TOKYO, July 29- Japanese government bonds were mostly steady after a quiet morning session characterized by low trading activity as investors looked ahead to several key events and data this week.» Read More
Stocks struggled Friday but managed to pull off a gain for the week, with the S&P holding a 17-month high at 1,150.
Stocks struggled Friday as investors digested mixed readings on the consumer: Retail sales rose unexpectedly last month, while consumer sentiment softened.
Stocks slipped into the red Friday after a report showed consumer sentiment softened in March.
U.S. stock index futures pointed to a slightly higher open for Wall Street Friday after Thursday's rally in the final hour of trading and with investors watching consumer data due later Friday.
Stocks rallied in the final hour of trading Thursday, pushing the S&P to a 17-month high above 1,150. Banks finished strong, with Citi up over 5 percent.
Stocks slipped at the open Thursday after the government said weekly jobless claims fell but not as much as analysts had anticipated.
Stock index futures were treading water Thursday after posting a slight a gain Wednesday on the back of gains in financial stocks.
Stocks ended higher Wednesday, led by financials as the sector got a shot of confidence from a well-known analyst -- and investors. Staples and telecoms were the biggest decliners.
Stocks continued to rise Wednesday, led by banks, amid a fresh vote of confidence for the sector.
U.S. stock index futures were flat to slightly higher Wednesday after Wall Street eked out a gain Tuesday and investors waiting for economic data on the housing sector and business inventories.
A senior Chinese official said on Thursday that China would not bow to pressure from the United States to revalue its currency, which President Obama says is kept at an artificially low level to give China an unfair advantage in selling its exports.
writes Gary Shapiro, President & CEO of the Consumer Electronics Association.
President Obama would have to battle liberals, persuade China to boost its currency 40%, get the world economy to grow much faster and cut taxes for US exporters, the NY Times reports.

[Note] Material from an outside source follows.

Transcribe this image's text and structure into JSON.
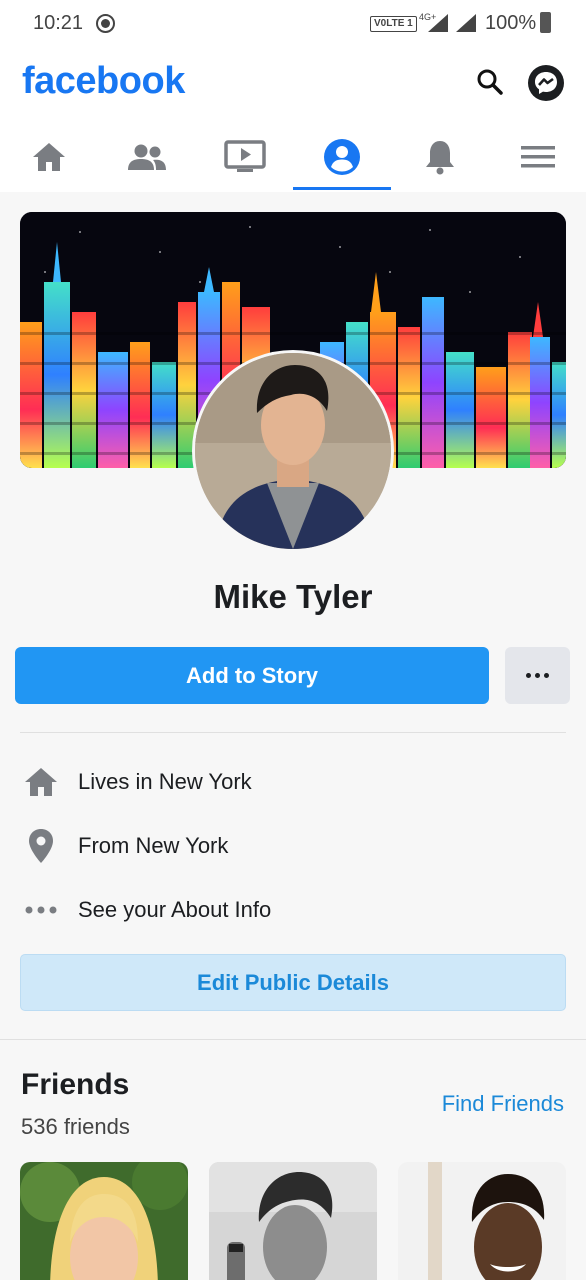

Contrary to popular belief - and one often fueled by misperception and misinformation, major IT services companies do not hoard visas and they do not displace American workers. However, before favoring massive H1-B reform or outright abolishment, opponents should take a closer look at its implications from a global perspective.

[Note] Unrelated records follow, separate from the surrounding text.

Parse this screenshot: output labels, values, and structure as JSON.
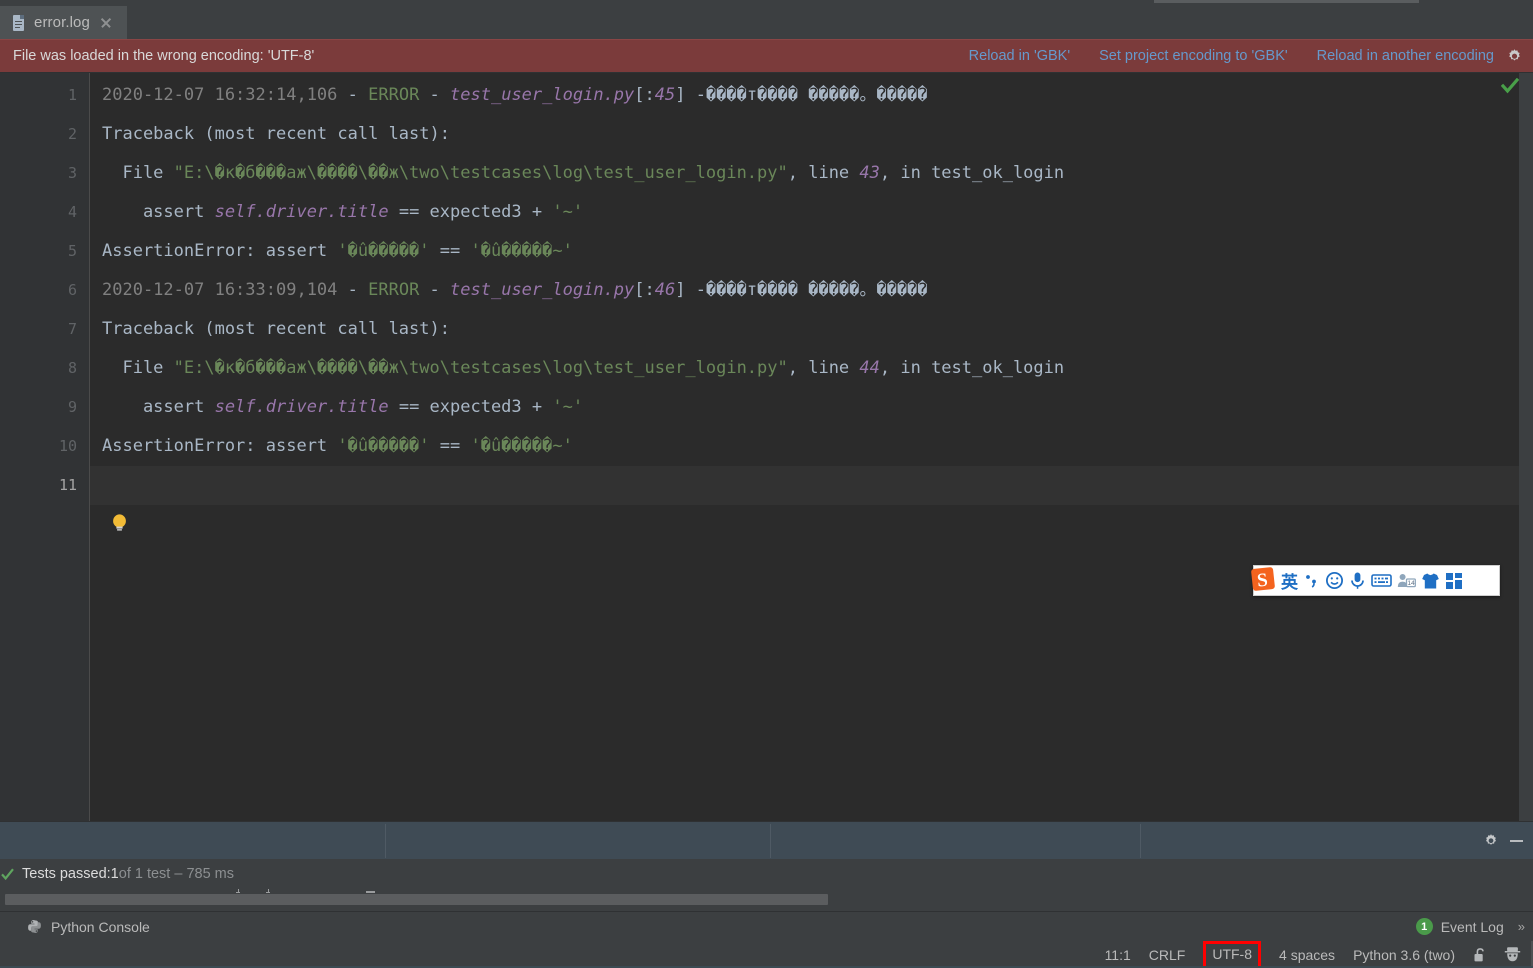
{
  "window": {
    "theme_bg": "#3c3f41",
    "editor_bg": "#2b2b2b",
    "banner_bg": "#7b3b3b",
    "accent_link": "#6699cc",
    "highlight_box": "#ff0000"
  },
  "tab": {
    "label": "error.log",
    "file_icon": "file-icon",
    "close_icon": "close-icon"
  },
  "banner": {
    "message": "File was loaded in the wrong encoding: 'UTF-8'",
    "actions": [
      {
        "label": "Reload in 'GBK'"
      },
      {
        "label": "Set project encoding to 'GBK'"
      },
      {
        "label": "Reload in another encoding"
      }
    ],
    "settings_icon": "gear-icon"
  },
  "editor": {
    "inspection_status": "ok-check-icon",
    "intention_icon": "lightbulb-icon",
    "current_line": 11,
    "line_numbers": [
      "1",
      "2",
      "3",
      "4",
      "5",
      "6",
      "7",
      "8",
      "9",
      "10",
      "11"
    ],
    "lines": [
      {
        "n": 1,
        "tokens": [
          {
            "t": "2020-12-07 16:32:14,106 ",
            "c": "tk-date"
          },
          {
            "t": "- ",
            "c": "tk-plain"
          },
          {
            "t": "ERROR",
            "c": "tk-err"
          },
          {
            "t": " - ",
            "c": "tk-plain"
          },
          {
            "t": "test_user_login.py",
            "c": "tk-pyfile"
          },
          {
            "t": "[:",
            "c": "tk-plain"
          },
          {
            "t": "45",
            "c": "tk-num"
          },
          {
            "t": "] -",
            "c": "tk-plain"
          },
          {
            "t": "����т���� �����。�����",
            "c": "tk-moji-blue"
          }
        ]
      },
      {
        "n": 2,
        "tokens": [
          {
            "t": "Traceback (most recent call last):",
            "c": "tk-plain"
          }
        ]
      },
      {
        "n": 3,
        "tokens": [
          {
            "t": "  File ",
            "c": "tk-plain"
          },
          {
            "t": "\"E:\\�к�б���аж\\����\\��ж\\two\\testcases\\log\\test_user_login.py\"",
            "c": "tk-str"
          },
          {
            "t": ", line ",
            "c": "tk-plain"
          },
          {
            "t": "43",
            "c": "tk-num"
          },
          {
            "t": ", in test_ok_login",
            "c": "tk-plain"
          }
        ]
      },
      {
        "n": 4,
        "tokens": [
          {
            "t": "    assert ",
            "c": "tk-plain"
          },
          {
            "t": "self.driver.title",
            "c": "tk-attr"
          },
          {
            "t": " == expected3 + ",
            "c": "tk-plain"
          },
          {
            "t": "'~'",
            "c": "tk-str"
          }
        ]
      },
      {
        "n": 5,
        "tokens": [
          {
            "t": "AssertionError: assert ",
            "c": "tk-plain"
          },
          {
            "t": "'�û�����'",
            "c": "tk-moji"
          },
          {
            "t": " == ",
            "c": "tk-plain"
          },
          {
            "t": "'�û�����~'",
            "c": "tk-moji"
          }
        ]
      },
      {
        "n": 6,
        "tokens": [
          {
            "t": "2020-12-07 16:33:09,104 ",
            "c": "tk-date"
          },
          {
            "t": "- ",
            "c": "tk-plain"
          },
          {
            "t": "ERROR",
            "c": "tk-err"
          },
          {
            "t": " - ",
            "c": "tk-plain"
          },
          {
            "t": "test_user_login.py",
            "c": "tk-pyfile"
          },
          {
            "t": "[:",
            "c": "tk-plain"
          },
          {
            "t": "46",
            "c": "tk-num"
          },
          {
            "t": "] -",
            "c": "tk-plain"
          },
          {
            "t": "����т���� �����。�����",
            "c": "tk-moji-blue"
          }
        ]
      },
      {
        "n": 7,
        "tokens": [
          {
            "t": "Traceback (most recent call last):",
            "c": "tk-plain"
          }
        ]
      },
      {
        "n": 8,
        "tokens": [
          {
            "t": "  File ",
            "c": "tk-plain"
          },
          {
            "t": "\"E:\\�к�б���аж\\����\\��ж\\two\\testcases\\log\\test_user_login.py\"",
            "c": "tk-str"
          },
          {
            "t": ", line ",
            "c": "tk-plain"
          },
          {
            "t": "44",
            "c": "tk-num"
          },
          {
            "t": ", in test_ok_login",
            "c": "tk-plain"
          }
        ]
      },
      {
        "n": 9,
        "tokens": [
          {
            "t": "    assert ",
            "c": "tk-plain"
          },
          {
            "t": "self.driver.title",
            "c": "tk-attr"
          },
          {
            "t": " == expected3 + ",
            "c": "tk-plain"
          },
          {
            "t": "'~'",
            "c": "tk-str"
          }
        ]
      },
      {
        "n": 10,
        "tokens": [
          {
            "t": "AssertionError: assert ",
            "c": "tk-plain"
          },
          {
            "t": "'�û�����'",
            "c": "tk-moji"
          },
          {
            "t": " == ",
            "c": "tk-plain"
          },
          {
            "t": "'�û�����~'",
            "c": "tk-moji"
          }
        ]
      },
      {
        "n": 11,
        "tokens": [
          {
            "t": "",
            "c": "tk-plain"
          }
        ]
      }
    ]
  },
  "ime": {
    "logo": "sogou-logo-icon",
    "mode_label": "英",
    "items": [
      {
        "name": "punctuation-icon"
      },
      {
        "name": "emoji-icon"
      },
      {
        "name": "microphone-icon"
      },
      {
        "name": "soft-keyboard-icon"
      },
      {
        "name": "user-center-icon"
      },
      {
        "name": "skin-icon"
      },
      {
        "name": "apps-menu-icon"
      }
    ]
  },
  "run_panel": {
    "settings_icon": "gear-icon",
    "minimize_icon": "minimize-icon"
  },
  "test_results": {
    "status_icon": "green-check-icon",
    "passed_prefix": "Tests passed: ",
    "passed_count": "1",
    "suffix": " of 1 test – 785 ms"
  },
  "tool_window_bar": {
    "python_console": {
      "label": "Python Console",
      "icon": "python-icon"
    },
    "event_log": {
      "label": "Event Log",
      "count": "1"
    },
    "expander": "»"
  },
  "status_bar": {
    "caret_position": "11:1",
    "line_separator": "CRLF",
    "encoding": "UTF-8",
    "indent": "4 spaces",
    "interpreter": "Python 3.6 (two)",
    "lock_icon": "unlocked-icon",
    "inspector_icon": "detective-icon"
  }
}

The bubble in China's real estate is unprecedented and companies exporting for the country's construction sector should be watched carefully, James Chanos, president and founder of Kynikos Associates, told CNBC Monday.

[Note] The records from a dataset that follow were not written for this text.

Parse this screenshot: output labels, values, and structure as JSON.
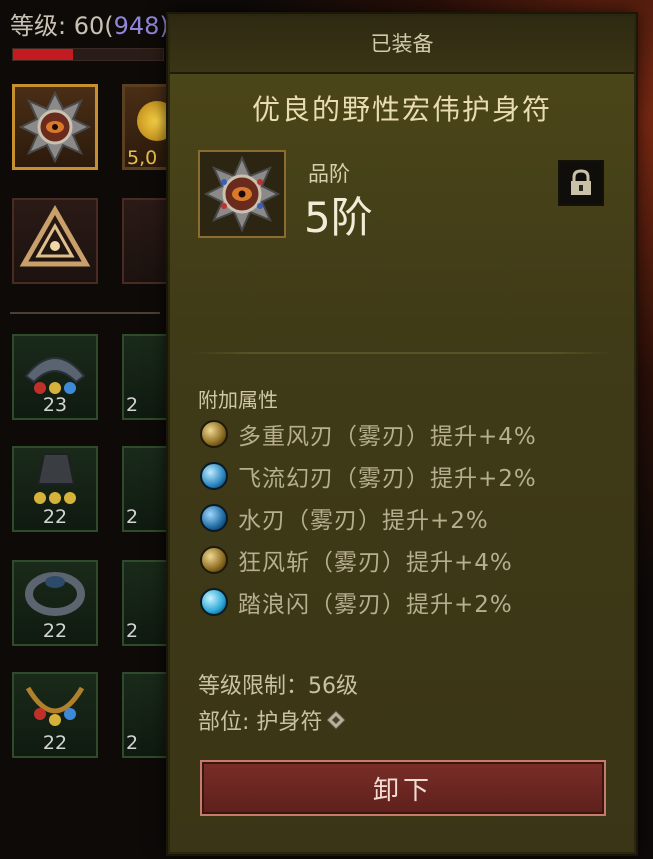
{
  "hud": {
    "level_label": "等级: 60(",
    "paragon_value": "94",
    "paragon_suffix": "8)",
    "health_fraction": 0.4
  },
  "inventory": {
    "gold_partial": "5,0",
    "slots": [
      {
        "level": "23",
        "level_partial": "2"
      },
      {
        "level": "22",
        "level_partial": "2"
      },
      {
        "level": "22",
        "level_partial": "2"
      },
      {
        "level": "22",
        "level_partial": "2"
      }
    ]
  },
  "tooltip": {
    "header": "已装备",
    "item_name": "优良的野性宏伟护身符",
    "item_icon": "amulet-eye-icon",
    "grade_label": "品阶",
    "grade_value": "5阶",
    "lock_icon": "lock-icon",
    "attributes_title": "附加属性",
    "attributes": [
      {
        "text": "多重风刃（雾刃）提升+4%",
        "icon": "gold-wind-orb",
        "color": "#c9a34a"
      },
      {
        "text": "飞流幻刃（雾刃）提升+2%",
        "icon": "blue-blade-orb",
        "color": "#4aa9d6"
      },
      {
        "text": "水刃（雾刃）提升+2%",
        "icon": "blue-water-orb",
        "color": "#3a8fc4"
      },
      {
        "text": "狂风斩（雾刃）提升+4%",
        "icon": "gold-gale-orb",
        "color": "#c9a34a"
      },
      {
        "text": "踏浪闪（雾刃）提升+2%",
        "icon": "blue-wave-orb",
        "color": "#43b6e0"
      }
    ],
    "level_requirement": "等级限制：56级",
    "slot_prefix": "部位: 护身符",
    "slot_icon": "amulet-slot-icon",
    "unequip_label": "卸下"
  }
}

Friction is building between the United States and China, and it’s time for all of us to pay attention. We are on the brink of a trade war with an uncertain behemoth, and recent policy decisions from Washington are fanning the flame, writes Gary Shapiro, President & CEO of the Consumer Electronics Association.
China has long claimed to be just another developing nation, even as its economic power far outstripped that of any other emerging country. Now, it is finding it harder to cast itself as a friendly alternative to an imperious American superpower. For many in Asia, it is the new colossus.
"The dollar over the next year or two will tend to see downward pressure because our recovery will be fragile and uneven," says one economist.
It was an extraordinary sight: Warren Buffett and Bill Gates walking around the Columbia University campus in Manhattan with CNBC's Becky Quick, and three TV cameras. During the tour, Buffett and Gates answered Becky's questions on a wide variety of topics. Here, for the first time in a CNBC.com exclusive, is the complete Buffett-Gates 'Columbia Walk and Talk.'
The crisis is not over as unemployment is likely to continue rising for the next 10 to 11 months, Dominique Strauss-Kahn, managing director of the IMF, told CNBC Thursday.